▶ [Work task]: Please give the whole listing again word for word, and drop any pictures it holds.

#####

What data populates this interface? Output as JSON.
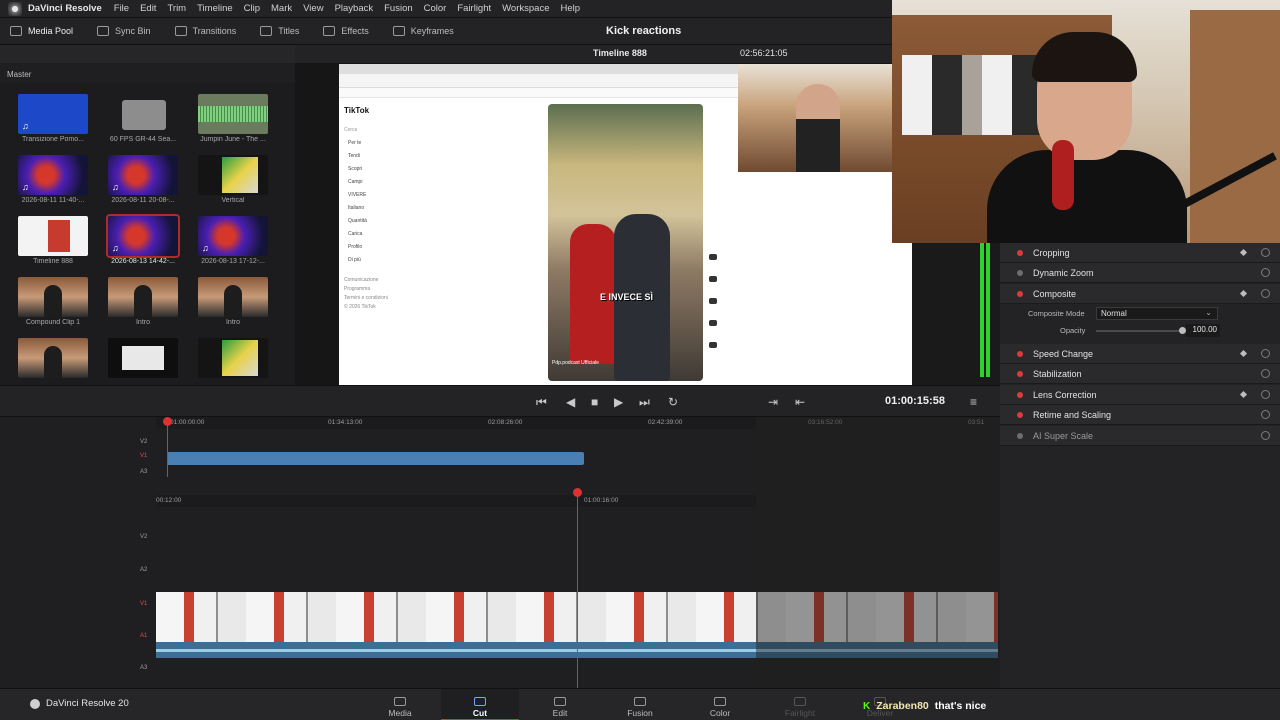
{
  "app": {
    "name": "DaVinci Resolve",
    "project_title": "Kick reactions",
    "version_label": "DaVinci Resolve 20"
  },
  "menu": [
    "File",
    "Edit",
    "Trim",
    "Timeline",
    "Clip",
    "Mark",
    "View",
    "Playback",
    "Fusion",
    "Color",
    "Fairlight",
    "Workspace",
    "Help"
  ],
  "toolbar": [
    "Media Pool",
    "Sync Bin",
    "Transitions",
    "Titles",
    "Effects",
    "Keyframes"
  ],
  "media_pool": {
    "header": "Master",
    "clips": [
      {
        "label": "Transizione Pomo...",
        "kind": "t-blue",
        "audio": true
      },
      {
        "label": "60 FPS GR-44 Sea...",
        "kind": "t-folder",
        "audio": false
      },
      {
        "label": "Jumpin June - The ...",
        "kind": "t-wave",
        "audio": false
      },
      {
        "label": "2026-08-11 11-40-...",
        "kind": "t-fx",
        "audio": true
      },
      {
        "label": "2026-08-11 20-08-...",
        "kind": "t-fx",
        "audio": true
      },
      {
        "label": "Vertical",
        "kind": "t-vert",
        "audio": false
      },
      {
        "label": "Timeline 888",
        "kind": "t-tiktok",
        "audio": false
      },
      {
        "label": "2026-08-13 14-42-...",
        "kind": "t-fx",
        "audio": true,
        "selected": true
      },
      {
        "label": "2026-08-13 17-12-...",
        "kind": "t-fx",
        "audio": true
      },
      {
        "label": "Compound Clip 1",
        "kind": "t-room",
        "audio": false
      },
      {
        "label": "Intro",
        "kind": "t-room",
        "audio": false
      },
      {
        "label": "Intro",
        "kind": "t-room",
        "audio": false
      },
      {
        "label": "",
        "kind": "t-room",
        "audio": false
      },
      {
        "label": "",
        "kind": "t-dark",
        "audio": false
      },
      {
        "label": "",
        "kind": "t-vert",
        "audio": false
      }
    ]
  },
  "viewer": {
    "timeline_name": "Timeline 888",
    "duration": "02:56:21:05",
    "tiktok": {
      "logo": "TikTok",
      "search": "Cerca",
      "nav": [
        "Per te",
        "Tendi",
        "Scopri",
        "Campi",
        "VIVERE",
        "Italiano",
        "Quantità",
        "Carica",
        "Profilo",
        "Di più"
      ],
      "footer": [
        "Comunicazione",
        "Programma",
        "Termini e condizioni",
        "© 2026 TikTok"
      ],
      "caption": "E INVECE SÌ",
      "user": "Pdp.podcast Ufficiale"
    }
  },
  "inspector": {
    "sections": [
      {
        "name": "Cropping",
        "enabled": true,
        "dim": false
      },
      {
        "name": "Dynamic Zoom",
        "enabled": false,
        "dim": false
      },
      {
        "name": "Composite",
        "enabled": true,
        "dim": false
      },
      {
        "name": "Speed Change",
        "enabled": true,
        "dim": false
      },
      {
        "name": "Stabilization",
        "enabled": true,
        "dim": false
      },
      {
        "name": "Lens Correction",
        "enabled": true,
        "dim": false
      },
      {
        "name": "Retime and Scaling",
        "enabled": true,
        "dim": false
      },
      {
        "name": "AI Super Scale",
        "enabled": false,
        "dim": true
      }
    ],
    "composite_mode_label": "Composite Mode",
    "composite_mode_value": "Normal",
    "opacity_label": "Opacity",
    "opacity_value": "100.00"
  },
  "transport": {
    "timecode": "01:00:15:58"
  },
  "timeline": {
    "upper_ruler": [
      "01:00:00:00",
      "01:34:13:00",
      "02:08:26:00",
      "02:42:39:00",
      "03:16:52:00",
      "03:51"
    ],
    "lower_ruler": [
      "00:12:00",
      "01:00:16:00"
    ],
    "upper_tracks": [
      "V2",
      "V1",
      "A3"
    ],
    "lower_tracks": [
      "V2",
      "A2",
      "V1",
      "A1",
      "A3"
    ]
  },
  "pages": [
    {
      "label": "Media",
      "active": false,
      "ghost": false
    },
    {
      "label": "Cut",
      "active": true,
      "ghost": false
    },
    {
      "label": "Edit",
      "active": false,
      "ghost": false
    },
    {
      "label": "Fusion",
      "active": false,
      "ghost": false
    },
    {
      "label": "Color",
      "active": false,
      "ghost": false
    },
    {
      "label": "Fairlight",
      "active": false,
      "ghost": true
    },
    {
      "label": "Deliver",
      "active": false,
      "ghost": true
    }
  ],
  "chat": {
    "user": "Zaraben80",
    "message": "that's nice"
  }
}
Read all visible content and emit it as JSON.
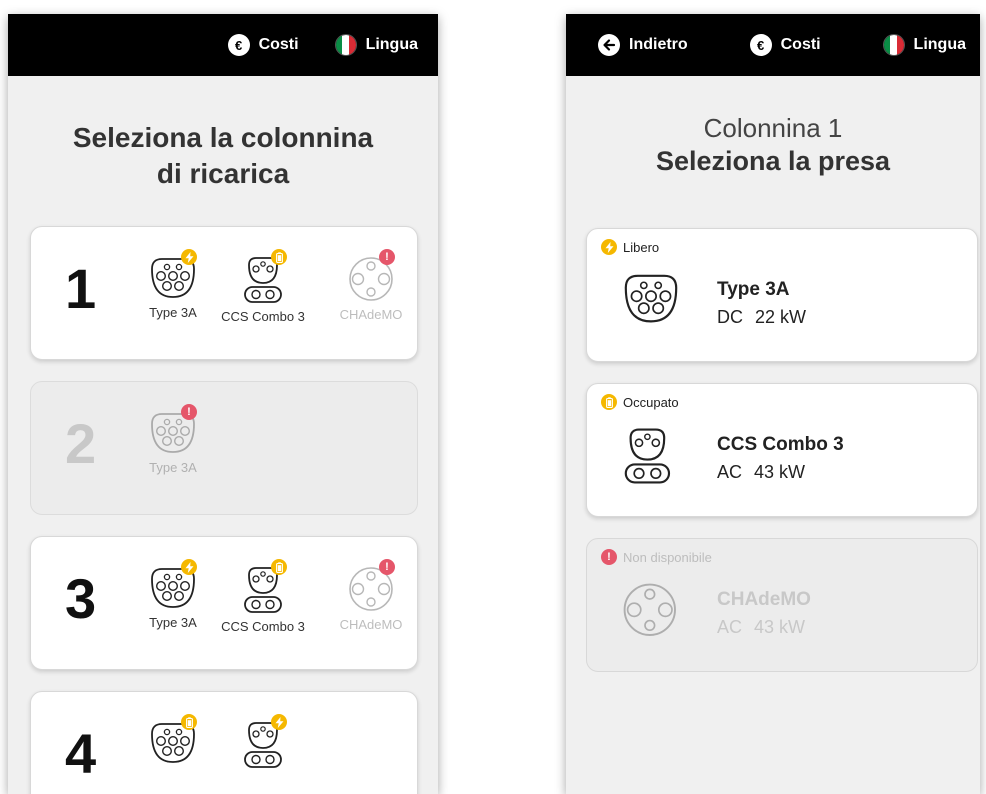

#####

▶ [Task answer]:
What data populates this interface? Output as JSON.
{
  "app": {
    "name": "DaVinci Resolve",
    "project_title": "Kick reactions",
    "version_label": "DaVinci Resolve 20"
  },
  "menu": [
    "File",
    "Edit",
    "Trim",
    "Timeline",
    "Clip",
    "Mark",
    "View",
    "Playback",
    "Fusion",
    "Color",
    "Fairlight",
    "Workspace",
    "Help"
  ],
  "toolbar": [
    "Media Pool",
    "Sync Bin",
    "Transitions",
    "Titles",
    "Effects",
    "Keyframes"
  ],
  "media_pool": {
    "header": "Master",
    "clips": [
      {
        "label": "Transizione Pomo...",
        "kind": "t-blue",
        "audio": true
      },
      {
        "label": "60 FPS GR-44 Sea...",
        "kind": "t-folder",
        "audio": false
      },
      {
        "label": "Jumpin June - The ...",
        "kind": "t-wave",
        "audio": false
      },
      {
        "label": "2026-08-11 11-40-...",
        "kind": "t-fx",
        "audio": true
      },
      {
        "label": "2026-08-11 20-08-...",
        "kind": "t-fx",
        "audio": true
      },
      {
        "label": "Vertical",
        "kind": "t-vert",
        "audio": false
      },
      {
        "label": "Timeline 888",
        "kind": "t-tiktok",
        "audio": false
      },
      {
        "label": "2026-08-13 14-42-...",
        "kind": "t-fx",
        "audio": true,
        "selected": true
      },
      {
        "label": "2026-08-13 17-12-...",
        "kind": "t-fx",
        "audio": true
      },
      {
        "label": "Compound Clip 1",
        "kind": "t-room",
        "audio": false
      },
      {
        "label": "Intro",
        "kind": "t-room",
        "audio": false
      },
      {
        "label": "Intro",
        "kind": "t-room",
        "audio": false
      },
      {
        "label": "",
        "kind": "t-room",
        "audio": false
      },
      {
        "label": "",
        "kind": "t-dark",
        "audio": false
      },
      {
        "label": "",
        "kind": "t-vert",
        "audio": false
      }
    ]
  },
  "viewer": {
    "timeline_name": "Timeline 888",
    "duration": "02:56:21:05",
    "tiktok": {
      "logo": "TikTok",
      "search": "Cerca",
      "nav": [
        "Per te",
        "Tendi",
        "Scopri",
        "Campi",
        "VIVERE",
        "Italiano",
        "Quantità",
        "Carica",
        "Profilo",
        "Di più"
      ],
      "footer": [
        "Comunicazione",
        "Programma",
        "Termini e condizioni",
        "© 2026 TikTok"
      ],
      "caption": "E INVECE SÌ",
      "user": "Pdp.podcast Ufficiale"
    }
  },
  "inspector": {
    "sections": [
      {
        "name": "Cropping",
        "enabled": true,
        "dim": false
      },
      {
        "name": "Dynamic Zoom",
        "enabled": false,
        "dim": false
      },
      {
        "name": "Composite",
        "enabled": true,
        "dim": false
      },
      {
        "name": "Speed Change",
        "enabled": true,
        "dim": false
      },
      {
        "name": "Stabilization",
        "enabled": true,
        "dim": false
      },
      {
        "name": "Lens Correction",
        "enabled": true,
        "dim": false
      },
      {
        "name": "Retime and Scaling",
        "enabled": true,
        "dim": false
      },
      {
        "name": "AI Super Scale",
        "enabled": false,
        "dim": true
      }
    ],
    "composite_mode_label": "Composite Mode",
    "composite_mode_value": "Normal",
    "opacity_label": "Opacity",
    "opacity_value": "100.00"
  },
  "transport": {
    "timecode": "01:00:15:58"
  },
  "timeline": {
    "upper_ruler": [
      "01:00:00:00",
      "01:34:13:00",
      "02:08:26:00",
      "02:42:39:00",
      "03:16:52:00",
      "03:51"
    ],
    "lower_ruler": [
      "00:12:00",
      "01:00:16:00"
    ],
    "upper_tracks": [
      "V2",
      "V1",
      "A3"
    ],
    "lower_tracks": [
      "V2",
      "A2",
      "V1",
      "A1",
      "A3"
    ]
  },
  "pages": [
    {
      "label": "Media",
      "active": false,
      "ghost": false
    },
    {
      "label": "Cut",
      "active": true,
      "ghost": false
    },
    {
      "label": "Edit",
      "active": false,
      "ghost": false
    },
    {
      "label": "Fusion",
      "active": false,
      "ghost": false
    },
    {
      "label": "Color",
      "active": false,
      "ghost": false
    },
    {
      "label": "Fairlight",
      "active": false,
      "ghost": true
    },
    {
      "label": "Deliver",
      "active": false,
      "ghost": true
    }
  ],
  "chat": {
    "user": "Zaraben80",
    "message": "that's nice"
  }
}
Read all visible content and emit it as JSON.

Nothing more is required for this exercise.